Director of Research, Senior Research Fellow



Abstract

BACKGROUND: Challenging behaviours (behaviour difficulties) represent a problem of considerable clinical significance for learning disability nurses, and a source of much human distress. Gentle teaching is a relatively new approach to dealing with behavioural difficulties, and has been received with enthusiasm by clinicians, but has so far received little empirical support. The current study attempted to compare gentle teaching with a well-established alternative (behaviour modification) and a control group. OBJECTIVES: To examine the comparative effectiveness of gentle teaching, behaviour modification and control interventions for challenging behaviour amongst children with learning disabilities. DESIGN: Nonrandomized controlled trial. SETTING: Service users' homes in East Yorkshire. PARTICIPANTS: Seventy-seven children who presented with learning disabilities and challenging behaviour (behaviour difficulties) and their parents. PROCEDURE: One-day workshops in were offered by recognized authorities in either behaviour modification or gentle teaching that were not otherwise involved with the research project. Forty-one participants were recruited to the gentle teaching condition; 36 to behaviour modification; 26 to the control group. Random allocation was not possible, because of the slow uptake by interested parents. Measures was preintervention, and at assessment points up until 12 months following intervention. ANALYSIS: Quantitative analysis of pre-post differences between the groups, using t-test. RESULTS: In general, no significant differences were found between the treatment groups and controls. Significant improvements were found for both gentle teachingand behaviour modification children over controls on the AAMR ABS XVII (social engagement) subscale. Controls had more contact with medical practitioner (GP) services than behaviour modification children and less than gentle teaching children. CONCLUSION: Although very few differences were found between the three groups, those that did exist generally favoured behaviour modification. Implications for service provision and learning disability nursing practice are described.

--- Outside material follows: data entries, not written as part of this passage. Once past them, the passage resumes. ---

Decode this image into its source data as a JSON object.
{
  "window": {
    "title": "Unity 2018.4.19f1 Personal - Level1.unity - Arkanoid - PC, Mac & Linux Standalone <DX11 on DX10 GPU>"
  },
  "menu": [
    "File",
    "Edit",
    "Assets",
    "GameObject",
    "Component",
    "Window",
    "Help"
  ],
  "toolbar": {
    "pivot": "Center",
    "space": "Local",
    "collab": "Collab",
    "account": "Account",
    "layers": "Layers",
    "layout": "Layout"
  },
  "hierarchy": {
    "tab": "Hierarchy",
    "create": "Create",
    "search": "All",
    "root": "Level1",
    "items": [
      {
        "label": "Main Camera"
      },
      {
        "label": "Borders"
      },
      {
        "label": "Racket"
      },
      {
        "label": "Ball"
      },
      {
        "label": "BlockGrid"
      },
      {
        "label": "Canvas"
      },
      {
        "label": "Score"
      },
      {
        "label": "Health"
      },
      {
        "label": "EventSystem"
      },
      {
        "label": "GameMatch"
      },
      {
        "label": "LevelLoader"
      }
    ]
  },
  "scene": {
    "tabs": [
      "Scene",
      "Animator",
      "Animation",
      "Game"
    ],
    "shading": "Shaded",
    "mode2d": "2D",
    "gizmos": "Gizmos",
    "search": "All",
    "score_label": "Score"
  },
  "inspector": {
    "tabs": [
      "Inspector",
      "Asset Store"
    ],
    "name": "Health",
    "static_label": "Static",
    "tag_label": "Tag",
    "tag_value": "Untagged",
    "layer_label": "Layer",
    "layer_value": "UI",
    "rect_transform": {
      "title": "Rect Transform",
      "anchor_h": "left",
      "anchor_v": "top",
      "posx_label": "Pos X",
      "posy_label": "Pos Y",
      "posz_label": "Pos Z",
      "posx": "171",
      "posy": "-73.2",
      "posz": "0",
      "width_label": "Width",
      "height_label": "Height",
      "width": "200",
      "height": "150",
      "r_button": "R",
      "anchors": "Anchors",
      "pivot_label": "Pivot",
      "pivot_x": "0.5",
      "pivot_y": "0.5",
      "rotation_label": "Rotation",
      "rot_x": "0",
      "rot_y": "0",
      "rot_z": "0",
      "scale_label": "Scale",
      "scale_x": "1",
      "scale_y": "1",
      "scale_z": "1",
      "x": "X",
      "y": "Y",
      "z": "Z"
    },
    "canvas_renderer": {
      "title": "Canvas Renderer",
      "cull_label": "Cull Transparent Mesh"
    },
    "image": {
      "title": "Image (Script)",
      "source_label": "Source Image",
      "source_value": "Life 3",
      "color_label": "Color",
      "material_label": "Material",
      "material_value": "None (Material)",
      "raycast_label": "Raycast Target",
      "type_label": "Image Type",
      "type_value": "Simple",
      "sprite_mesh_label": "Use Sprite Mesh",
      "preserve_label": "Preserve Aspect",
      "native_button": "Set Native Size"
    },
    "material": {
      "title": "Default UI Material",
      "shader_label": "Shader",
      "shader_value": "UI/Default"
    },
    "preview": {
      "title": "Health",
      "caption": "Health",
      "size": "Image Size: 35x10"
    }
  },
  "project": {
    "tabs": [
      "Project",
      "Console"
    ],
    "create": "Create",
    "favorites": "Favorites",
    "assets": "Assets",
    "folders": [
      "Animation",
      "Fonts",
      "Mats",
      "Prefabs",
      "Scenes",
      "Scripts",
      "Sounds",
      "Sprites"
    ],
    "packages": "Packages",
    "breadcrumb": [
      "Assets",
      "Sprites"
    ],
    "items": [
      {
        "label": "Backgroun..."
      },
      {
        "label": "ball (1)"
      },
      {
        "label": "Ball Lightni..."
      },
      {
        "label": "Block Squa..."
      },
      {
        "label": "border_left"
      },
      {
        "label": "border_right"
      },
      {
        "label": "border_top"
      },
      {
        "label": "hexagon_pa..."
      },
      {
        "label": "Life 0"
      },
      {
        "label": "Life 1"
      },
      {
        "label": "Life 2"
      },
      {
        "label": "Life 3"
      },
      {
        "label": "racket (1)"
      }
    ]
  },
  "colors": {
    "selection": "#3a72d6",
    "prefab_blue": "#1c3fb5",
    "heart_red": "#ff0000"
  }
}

Journal Article Type Article
Publication Date 2001-04
Journal Journal of advanced nursing
Print ISSN 0309-2402
Electronic ISSN 1365-2648
Publisher Wiley
Peer Reviewed Peer Reviewed
Volume 34
Issue 1
Pages 86-95
Institution Citation Gates, B., Newell, R., & Wray, J. (2001). Behaviour modification and gentle teaching workshops: management of children with learning disabilities exhibiting challenging behaviour and implications for learning disability nursing. Journal of advanced nursing, 34(1), 86-95. doi:10.1046/j.1365-2648.2001.3411730.x
DOI https://doi.org/10.1046/j.1365-2648.2001.3411730.x
Keywords Behaviour modification; Challenging behaviour; Gentle teaching; Learning disability nursing; Workshops; Experimental research design
Publisher URL https://onlinelibrary.wiley.com/doi/abs/10.1046/j.1365-2648.2001.3411730.x
PMID 11430611